■ Description of the task ■
Which lines of the data below hold "screenshot"? Copy each of them.

■ Supplied data ■
BEGIN

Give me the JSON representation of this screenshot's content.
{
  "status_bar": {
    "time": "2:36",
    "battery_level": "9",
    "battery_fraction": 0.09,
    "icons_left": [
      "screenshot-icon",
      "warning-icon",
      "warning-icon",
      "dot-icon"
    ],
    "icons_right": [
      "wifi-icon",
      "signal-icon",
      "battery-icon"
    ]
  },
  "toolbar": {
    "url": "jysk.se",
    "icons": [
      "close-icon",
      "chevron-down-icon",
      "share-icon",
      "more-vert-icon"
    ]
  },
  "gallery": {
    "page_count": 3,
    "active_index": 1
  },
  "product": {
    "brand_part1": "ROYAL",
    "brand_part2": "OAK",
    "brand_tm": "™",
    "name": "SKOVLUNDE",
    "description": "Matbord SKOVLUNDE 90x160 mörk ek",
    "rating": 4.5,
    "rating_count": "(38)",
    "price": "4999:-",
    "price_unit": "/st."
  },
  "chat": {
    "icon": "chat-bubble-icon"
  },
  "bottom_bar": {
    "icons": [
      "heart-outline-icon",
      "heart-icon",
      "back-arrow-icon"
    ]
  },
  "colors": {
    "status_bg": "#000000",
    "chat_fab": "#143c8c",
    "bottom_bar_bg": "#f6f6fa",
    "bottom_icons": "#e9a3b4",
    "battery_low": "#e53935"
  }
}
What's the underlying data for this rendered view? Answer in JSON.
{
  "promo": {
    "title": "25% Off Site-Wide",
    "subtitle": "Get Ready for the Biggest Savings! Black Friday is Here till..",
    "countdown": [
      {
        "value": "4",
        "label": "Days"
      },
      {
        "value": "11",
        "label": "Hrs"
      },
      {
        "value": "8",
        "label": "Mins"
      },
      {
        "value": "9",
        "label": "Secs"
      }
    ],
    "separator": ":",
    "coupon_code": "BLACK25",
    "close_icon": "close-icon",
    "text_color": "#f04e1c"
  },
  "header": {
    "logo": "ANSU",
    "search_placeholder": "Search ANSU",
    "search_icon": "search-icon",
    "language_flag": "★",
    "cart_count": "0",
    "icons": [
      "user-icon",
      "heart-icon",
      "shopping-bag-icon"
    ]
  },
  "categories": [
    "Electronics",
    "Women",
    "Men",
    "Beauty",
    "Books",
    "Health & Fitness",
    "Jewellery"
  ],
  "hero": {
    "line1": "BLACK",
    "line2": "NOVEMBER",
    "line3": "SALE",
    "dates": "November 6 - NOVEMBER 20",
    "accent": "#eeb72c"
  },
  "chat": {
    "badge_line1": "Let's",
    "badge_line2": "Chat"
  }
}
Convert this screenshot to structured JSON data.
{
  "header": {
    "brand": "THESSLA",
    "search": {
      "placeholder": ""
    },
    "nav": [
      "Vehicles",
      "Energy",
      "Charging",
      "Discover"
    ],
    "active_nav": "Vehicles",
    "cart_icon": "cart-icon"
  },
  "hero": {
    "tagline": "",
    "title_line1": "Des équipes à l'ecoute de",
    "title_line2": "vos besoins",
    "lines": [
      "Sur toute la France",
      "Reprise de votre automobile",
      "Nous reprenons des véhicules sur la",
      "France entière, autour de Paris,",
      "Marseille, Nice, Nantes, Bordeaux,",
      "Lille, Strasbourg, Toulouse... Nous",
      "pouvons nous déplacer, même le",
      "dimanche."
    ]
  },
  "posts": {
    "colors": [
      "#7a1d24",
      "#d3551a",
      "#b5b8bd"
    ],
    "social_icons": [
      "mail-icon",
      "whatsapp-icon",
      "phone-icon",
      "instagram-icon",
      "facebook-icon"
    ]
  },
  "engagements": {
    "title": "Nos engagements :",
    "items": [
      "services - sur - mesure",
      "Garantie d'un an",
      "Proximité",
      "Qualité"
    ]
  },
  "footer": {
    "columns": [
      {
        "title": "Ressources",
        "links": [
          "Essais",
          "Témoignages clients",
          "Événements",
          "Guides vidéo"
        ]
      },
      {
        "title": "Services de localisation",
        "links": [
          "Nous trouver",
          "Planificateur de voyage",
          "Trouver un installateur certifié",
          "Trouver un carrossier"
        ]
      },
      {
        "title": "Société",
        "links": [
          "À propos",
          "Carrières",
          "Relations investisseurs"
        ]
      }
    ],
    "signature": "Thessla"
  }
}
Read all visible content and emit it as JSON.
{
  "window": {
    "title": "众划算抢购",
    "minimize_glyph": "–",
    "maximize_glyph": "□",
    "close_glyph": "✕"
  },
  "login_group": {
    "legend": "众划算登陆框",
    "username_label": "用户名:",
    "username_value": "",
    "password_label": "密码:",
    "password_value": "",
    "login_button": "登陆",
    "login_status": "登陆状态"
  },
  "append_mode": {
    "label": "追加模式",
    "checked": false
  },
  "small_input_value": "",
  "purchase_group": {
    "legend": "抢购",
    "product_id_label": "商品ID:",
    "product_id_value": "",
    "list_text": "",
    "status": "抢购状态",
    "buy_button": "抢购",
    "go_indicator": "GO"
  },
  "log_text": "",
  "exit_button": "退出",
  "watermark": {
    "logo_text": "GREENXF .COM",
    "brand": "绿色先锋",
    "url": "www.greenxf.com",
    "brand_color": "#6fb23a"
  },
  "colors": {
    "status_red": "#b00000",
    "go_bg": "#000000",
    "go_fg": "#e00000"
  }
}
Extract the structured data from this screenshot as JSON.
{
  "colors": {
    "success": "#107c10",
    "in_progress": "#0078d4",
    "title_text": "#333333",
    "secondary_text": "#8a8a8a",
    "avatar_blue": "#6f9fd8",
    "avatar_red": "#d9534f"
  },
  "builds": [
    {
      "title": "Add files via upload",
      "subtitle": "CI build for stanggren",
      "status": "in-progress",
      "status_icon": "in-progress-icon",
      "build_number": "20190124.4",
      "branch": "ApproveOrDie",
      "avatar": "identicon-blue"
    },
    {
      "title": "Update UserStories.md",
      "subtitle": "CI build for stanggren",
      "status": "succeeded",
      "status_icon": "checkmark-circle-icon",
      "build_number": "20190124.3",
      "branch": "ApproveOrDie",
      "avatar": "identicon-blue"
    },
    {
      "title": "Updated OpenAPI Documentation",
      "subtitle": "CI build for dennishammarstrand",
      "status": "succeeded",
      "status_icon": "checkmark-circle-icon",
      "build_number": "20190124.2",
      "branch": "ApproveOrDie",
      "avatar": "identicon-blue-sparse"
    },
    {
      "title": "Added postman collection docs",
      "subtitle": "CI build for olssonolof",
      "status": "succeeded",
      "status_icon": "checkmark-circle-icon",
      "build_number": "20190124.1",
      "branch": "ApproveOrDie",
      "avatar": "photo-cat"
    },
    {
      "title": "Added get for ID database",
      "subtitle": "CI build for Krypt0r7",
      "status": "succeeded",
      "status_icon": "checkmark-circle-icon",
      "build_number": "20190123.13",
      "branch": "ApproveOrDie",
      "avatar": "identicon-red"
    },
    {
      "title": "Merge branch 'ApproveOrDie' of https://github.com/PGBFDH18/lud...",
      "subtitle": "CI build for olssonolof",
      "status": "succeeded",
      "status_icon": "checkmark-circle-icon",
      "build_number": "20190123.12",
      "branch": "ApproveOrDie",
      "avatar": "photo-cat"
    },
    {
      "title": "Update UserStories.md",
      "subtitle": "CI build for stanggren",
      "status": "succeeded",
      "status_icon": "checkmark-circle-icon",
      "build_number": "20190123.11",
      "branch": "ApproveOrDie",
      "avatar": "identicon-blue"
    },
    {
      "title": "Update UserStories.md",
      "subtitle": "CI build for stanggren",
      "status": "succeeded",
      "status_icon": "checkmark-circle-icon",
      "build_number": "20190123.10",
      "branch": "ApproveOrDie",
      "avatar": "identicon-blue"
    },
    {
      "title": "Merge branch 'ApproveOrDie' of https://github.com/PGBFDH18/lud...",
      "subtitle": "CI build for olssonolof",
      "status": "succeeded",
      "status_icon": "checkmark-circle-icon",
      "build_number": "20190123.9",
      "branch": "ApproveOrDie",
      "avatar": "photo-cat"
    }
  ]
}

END

■ Task result ■
Give me the JSON representation of this screenshot's content.
      "screenshot-icon",
Convert this screenshot to structured JSON data.
Extract the structured data from this screenshot as JSON.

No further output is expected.